Wherever the word "icon" appears in a line of the data, that line should be copied.

────────────────

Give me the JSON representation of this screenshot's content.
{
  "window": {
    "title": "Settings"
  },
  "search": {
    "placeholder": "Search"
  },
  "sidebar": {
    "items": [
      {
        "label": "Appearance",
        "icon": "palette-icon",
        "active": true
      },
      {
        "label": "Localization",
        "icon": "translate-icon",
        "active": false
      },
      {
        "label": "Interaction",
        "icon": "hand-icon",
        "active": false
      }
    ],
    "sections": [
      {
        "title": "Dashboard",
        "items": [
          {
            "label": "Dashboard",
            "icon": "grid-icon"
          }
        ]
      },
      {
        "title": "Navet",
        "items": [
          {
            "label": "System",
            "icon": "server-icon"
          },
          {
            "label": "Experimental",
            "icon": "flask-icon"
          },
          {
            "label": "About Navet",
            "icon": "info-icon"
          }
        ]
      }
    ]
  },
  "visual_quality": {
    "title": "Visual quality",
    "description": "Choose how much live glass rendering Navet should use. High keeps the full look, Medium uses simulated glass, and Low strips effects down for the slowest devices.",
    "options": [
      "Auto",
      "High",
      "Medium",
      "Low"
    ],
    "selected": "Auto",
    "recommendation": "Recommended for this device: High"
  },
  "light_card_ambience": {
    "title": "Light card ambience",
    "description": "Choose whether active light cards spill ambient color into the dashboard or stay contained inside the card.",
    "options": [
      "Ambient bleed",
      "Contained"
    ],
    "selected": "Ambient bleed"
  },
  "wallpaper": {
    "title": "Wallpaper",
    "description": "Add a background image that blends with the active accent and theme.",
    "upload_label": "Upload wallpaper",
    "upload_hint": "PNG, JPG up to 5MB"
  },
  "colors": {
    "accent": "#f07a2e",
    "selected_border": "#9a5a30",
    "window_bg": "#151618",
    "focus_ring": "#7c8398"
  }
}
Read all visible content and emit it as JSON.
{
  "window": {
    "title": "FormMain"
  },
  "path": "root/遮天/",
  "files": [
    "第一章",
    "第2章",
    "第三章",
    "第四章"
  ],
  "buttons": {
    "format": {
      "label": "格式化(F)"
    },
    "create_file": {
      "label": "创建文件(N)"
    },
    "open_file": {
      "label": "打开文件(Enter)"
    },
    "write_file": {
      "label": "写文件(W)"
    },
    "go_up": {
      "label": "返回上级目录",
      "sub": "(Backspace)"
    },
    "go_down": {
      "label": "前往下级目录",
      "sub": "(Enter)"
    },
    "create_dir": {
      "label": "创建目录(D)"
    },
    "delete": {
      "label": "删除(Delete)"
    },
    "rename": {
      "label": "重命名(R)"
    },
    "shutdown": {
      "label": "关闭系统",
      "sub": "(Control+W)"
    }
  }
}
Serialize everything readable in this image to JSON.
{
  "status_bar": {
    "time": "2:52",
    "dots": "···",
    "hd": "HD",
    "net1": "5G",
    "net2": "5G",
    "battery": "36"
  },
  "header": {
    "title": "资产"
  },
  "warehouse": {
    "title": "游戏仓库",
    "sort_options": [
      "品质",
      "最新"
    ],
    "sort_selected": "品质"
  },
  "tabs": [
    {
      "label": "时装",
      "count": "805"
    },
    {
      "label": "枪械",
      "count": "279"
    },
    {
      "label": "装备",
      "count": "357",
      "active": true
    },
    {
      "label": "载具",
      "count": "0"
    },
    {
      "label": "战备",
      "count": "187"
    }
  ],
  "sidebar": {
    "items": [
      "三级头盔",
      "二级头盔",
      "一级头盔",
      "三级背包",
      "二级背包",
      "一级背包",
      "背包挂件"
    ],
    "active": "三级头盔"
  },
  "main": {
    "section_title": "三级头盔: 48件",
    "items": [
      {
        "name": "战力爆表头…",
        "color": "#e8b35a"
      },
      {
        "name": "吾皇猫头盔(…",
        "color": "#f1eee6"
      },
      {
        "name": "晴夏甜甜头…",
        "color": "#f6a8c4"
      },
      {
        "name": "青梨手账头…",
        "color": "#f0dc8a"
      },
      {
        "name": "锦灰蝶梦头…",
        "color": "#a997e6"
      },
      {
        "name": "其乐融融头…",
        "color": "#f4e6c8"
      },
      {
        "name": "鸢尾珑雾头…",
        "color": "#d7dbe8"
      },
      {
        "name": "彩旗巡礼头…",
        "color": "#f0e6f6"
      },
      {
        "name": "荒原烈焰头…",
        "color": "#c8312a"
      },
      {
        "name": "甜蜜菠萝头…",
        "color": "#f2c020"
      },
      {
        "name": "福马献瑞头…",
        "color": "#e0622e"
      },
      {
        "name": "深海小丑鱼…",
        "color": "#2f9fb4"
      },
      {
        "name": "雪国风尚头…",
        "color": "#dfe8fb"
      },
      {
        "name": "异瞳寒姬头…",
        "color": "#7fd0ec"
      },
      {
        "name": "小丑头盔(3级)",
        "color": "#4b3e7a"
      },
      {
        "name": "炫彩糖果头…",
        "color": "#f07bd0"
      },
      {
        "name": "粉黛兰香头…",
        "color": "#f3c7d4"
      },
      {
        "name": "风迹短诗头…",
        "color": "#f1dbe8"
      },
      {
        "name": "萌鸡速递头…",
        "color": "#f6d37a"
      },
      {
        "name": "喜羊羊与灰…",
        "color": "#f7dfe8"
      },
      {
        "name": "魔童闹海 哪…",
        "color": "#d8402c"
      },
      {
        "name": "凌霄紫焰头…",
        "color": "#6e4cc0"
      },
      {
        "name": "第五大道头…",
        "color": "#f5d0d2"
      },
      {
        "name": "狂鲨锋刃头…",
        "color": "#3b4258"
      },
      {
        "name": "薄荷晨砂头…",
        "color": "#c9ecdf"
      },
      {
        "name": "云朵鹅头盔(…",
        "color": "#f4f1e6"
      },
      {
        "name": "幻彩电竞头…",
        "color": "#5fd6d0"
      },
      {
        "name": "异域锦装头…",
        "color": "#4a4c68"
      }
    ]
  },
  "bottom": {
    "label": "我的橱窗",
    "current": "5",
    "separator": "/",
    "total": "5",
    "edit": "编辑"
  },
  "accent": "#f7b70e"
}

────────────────

◆ TASK RESULT ◆
        "icon": "palette-icon",
        "icon": "translate-icon",
        "icon": "hand-icon",
            "icon": "grid-icon"
            "icon": "server-icon"
            "icon": "flask-icon"
            "icon": "info-icon"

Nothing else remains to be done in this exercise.